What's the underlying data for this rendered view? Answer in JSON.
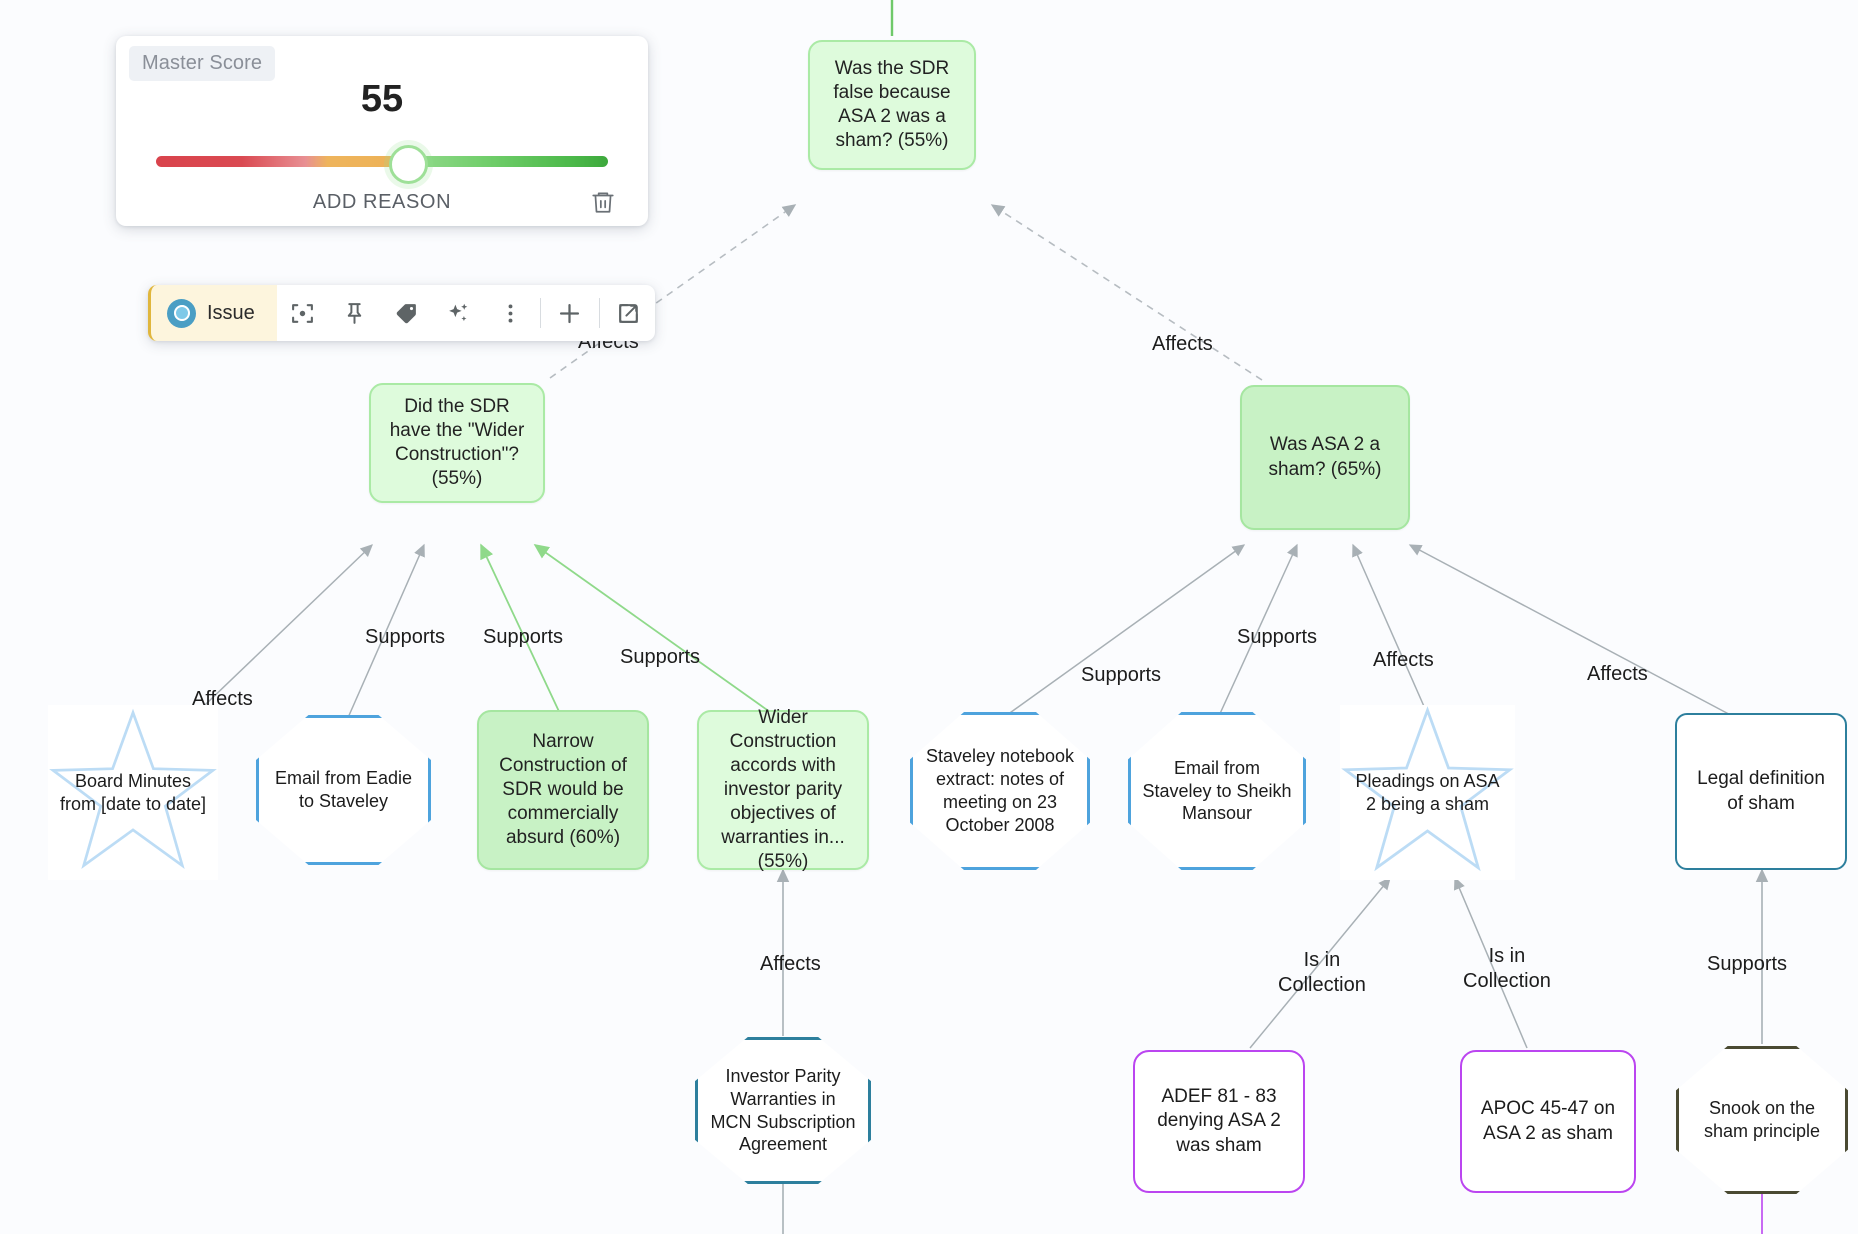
{
  "score_panel": {
    "chip_label": "Master Score",
    "value": "55",
    "add_reason_label": "ADD REASON",
    "slider_percent": 55,
    "trash_icon": "trash-icon",
    "colors": {
      "low": "#d9434c",
      "mid": "#eeb45c",
      "high": "#3da83c",
      "thumb_ring": "#9ee098"
    }
  },
  "toolbar": {
    "type_label": "Issue",
    "buttons": [
      {
        "name": "focus-target-icon",
        "title": "focus"
      },
      {
        "name": "pin-icon",
        "title": "pin"
      },
      {
        "name": "tag-icon",
        "title": "tag"
      },
      {
        "name": "sparkles-icon",
        "title": "ai"
      },
      {
        "name": "more-options-icon",
        "title": "more"
      },
      {
        "name": "plus-icon",
        "title": "add"
      },
      {
        "name": "open-external-icon",
        "title": "open"
      }
    ]
  },
  "graph": {
    "nodes": [
      {
        "id": "n1",
        "label": "Was the SDR false because ASA 2 was a sham? (55%)",
        "shape": "rounded-rect",
        "kind": "issue",
        "score": "55%"
      },
      {
        "id": "n2",
        "label": "Did the SDR have the \"Wider Construction\"? (55%)",
        "shape": "rounded-rect",
        "kind": "issue",
        "score": "55%"
      },
      {
        "id": "n3",
        "label": "Was ASA 2 a sham? (65%)",
        "shape": "rounded-rect",
        "kind": "issue",
        "score": "65%"
      },
      {
        "id": "n4",
        "label": "Board Minutes from [date to date]",
        "shape": "star",
        "kind": "collection"
      },
      {
        "id": "n5",
        "label": "Email from Eadie to Staveley",
        "shape": "octagon",
        "kind": "evidence"
      },
      {
        "id": "n6",
        "label": "Narrow Construction of SDR would be commercially absurd (60%)",
        "shape": "rounded-rect",
        "kind": "claim",
        "score": "60%"
      },
      {
        "id": "n7",
        "label": "Wider Construction accords with investor parity objectives of warranties in... (55%)",
        "shape": "rounded-rect",
        "kind": "claim",
        "score": "55%"
      },
      {
        "id": "n8",
        "label": "Staveley notebook extract: notes of meeting on 23 October 2008",
        "shape": "octagon",
        "kind": "evidence"
      },
      {
        "id": "n9",
        "label": "Email from Staveley to Sheikh Mansour",
        "shape": "octagon",
        "kind": "evidence"
      },
      {
        "id": "n10",
        "label": "Pleadings on ASA 2 being a sham",
        "shape": "star",
        "kind": "collection"
      },
      {
        "id": "n11",
        "label": "Legal definition of sham",
        "shape": "rounded-rect",
        "kind": "authority"
      },
      {
        "id": "n12",
        "label": "Investor Parity Warranties in MCN Subscription Agreement",
        "shape": "octagon",
        "kind": "evidence"
      },
      {
        "id": "n13",
        "label": "ADEF 81 - 83 denying ASA 2 was sham",
        "shape": "rounded-rect",
        "kind": "pleading"
      },
      {
        "id": "n14",
        "label": "APOC 45-47 on ASA 2 as sham",
        "shape": "rounded-rect",
        "kind": "pleading"
      },
      {
        "id": "n15",
        "label": "Snook on the sham principle",
        "shape": "octagon",
        "kind": "authority"
      }
    ],
    "edge_labels": [
      {
        "id": "e1",
        "text": "Affects"
      },
      {
        "id": "e2",
        "text": "Affects"
      },
      {
        "id": "e3",
        "text": "Affects"
      },
      {
        "id": "e4",
        "text": "Supports"
      },
      {
        "id": "e5",
        "text": "Supports"
      },
      {
        "id": "e6",
        "text": "Supports"
      },
      {
        "id": "e7",
        "text": "Supports"
      },
      {
        "id": "e8",
        "text": "Supports"
      },
      {
        "id": "e9",
        "text": "Affects"
      },
      {
        "id": "e10",
        "text": "Affects"
      },
      {
        "id": "e11",
        "text": "Affects"
      },
      {
        "id": "e12",
        "text": "Is in\nCollection"
      },
      {
        "id": "e13",
        "text": "Is in\nCollection"
      },
      {
        "id": "e14",
        "text": "Supports"
      }
    ]
  }
}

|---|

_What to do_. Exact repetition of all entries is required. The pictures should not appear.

_Your response_.
What's the underlying data for this rendered view? Answer in JSON.
{
  "score_panel": {
    "chip_label": "Master Score",
    "value": "55",
    "add_reason_label": "ADD REASON",
    "slider_percent": 55,
    "trash_icon": "trash-icon",
    "colors": {
      "low": "#d9434c",
      "mid": "#eeb45c",
      "high": "#3da83c",
      "thumb_ring": "#9ee098"
    }
  },
  "toolbar": {
    "type_label": "Issue",
    "buttons": [
      {
        "name": "focus-target-icon",
        "title": "focus"
      },
      {
        "name": "pin-icon",
        "title": "pin"
      },
      {
        "name": "tag-icon",
        "title": "tag"
      },
      {
        "name": "sparkles-icon",
        "title": "ai"
      },
      {
        "name": "more-options-icon",
        "title": "more"
      },
      {
        "name": "plus-icon",
        "title": "add"
      },
      {
        "name": "open-external-icon",
        "title": "open"
      }
    ]
  },
  "graph": {
    "nodes": [
      {
        "id": "n1",
        "label": "Was the SDR false because ASA 2 was a sham? (55%)",
        "shape": "rounded-rect",
        "kind": "issue",
        "score": "55%"
      },
      {
        "id": "n2",
        "label": "Did the SDR have the \"Wider Construction\"? (55%)",
        "shape": "rounded-rect",
        "kind": "issue",
        "score": "55%"
      },
      {
        "id": "n3",
        "label": "Was ASA 2 a sham? (65%)",
        "shape": "rounded-rect",
        "kind": "issue",
        "score": "65%"
      },
      {
        "id": "n4",
        "label": "Board Minutes from [date to date]",
        "shape": "star",
        "kind": "collection"
      },
      {
        "id": "n5",
        "label": "Email from Eadie to Staveley",
        "shape": "octagon",
        "kind": "evidence"
      },
      {
        "id": "n6",
        "label": "Narrow Construction of SDR would be commercially absurd (60%)",
        "shape": "rounded-rect",
        "kind": "claim",
        "score": "60%"
      },
      {
        "id": "n7",
        "label": "Wider Construction accords with investor parity objectives of warranties in... (55%)",
        "shape": "rounded-rect",
        "kind": "claim",
        "score": "55%"
      },
      {
        "id": "n8",
        "label": "Staveley notebook extract: notes of meeting on 23 October 2008",
        "shape": "octagon",
        "kind": "evidence"
      },
      {
        "id": "n9",
        "label": "Email from Staveley to Sheikh Mansour",
        "shape": "octagon",
        "kind": "evidence"
      },
      {
        "id": "n10",
        "label": "Pleadings on ASA 2 being a sham",
        "shape": "star",
        "kind": "collection"
      },
      {
        "id": "n11",
        "label": "Legal definition of sham",
        "shape": "rounded-rect",
        "kind": "authority"
      },
      {
        "id": "n12",
        "label": "Investor Parity Warranties in MCN Subscription Agreement",
        "shape": "octagon",
        "kind": "evidence"
      },
      {
        "id": "n13",
        "label": "ADEF 81 - 83 denying ASA 2 was sham",
        "shape": "rounded-rect",
        "kind": "pleading"
      },
      {
        "id": "n14",
        "label": "APOC 45-47 on ASA 2 as sham",
        "shape": "rounded-rect",
        "kind": "pleading"
      },
      {
        "id": "n15",
        "label": "Snook on the sham principle",
        "shape": "octagon",
        "kind": "authority"
      }
    ],
    "edge_labels": [
      {
        "id": "e1",
        "text": "Affects"
      },
      {
        "id": "e2",
        "text": "Affects"
      },
      {
        "id": "e3",
        "text": "Affects"
      },
      {
        "id": "e4",
        "text": "Supports"
      },
      {
        "id": "e5",
        "text": "Supports"
      },
      {
        "id": "e6",
        "text": "Supports"
      },
      {
        "id": "e7",
        "text": "Supports"
      },
      {
        "id": "e8",
        "text": "Supports"
      },
      {
        "id": "e9",
        "text": "Affects"
      },
      {
        "id": "e10",
        "text": "Affects"
      },
      {
        "id": "e11",
        "text": "Affects"
      },
      {
        "id": "e12",
        "text": "Is in\nCollection"
      },
      {
        "id": "e13",
        "text": "Is in\nCollection"
      },
      {
        "id": "e14",
        "text": "Supports"
      }
    ]
  }
}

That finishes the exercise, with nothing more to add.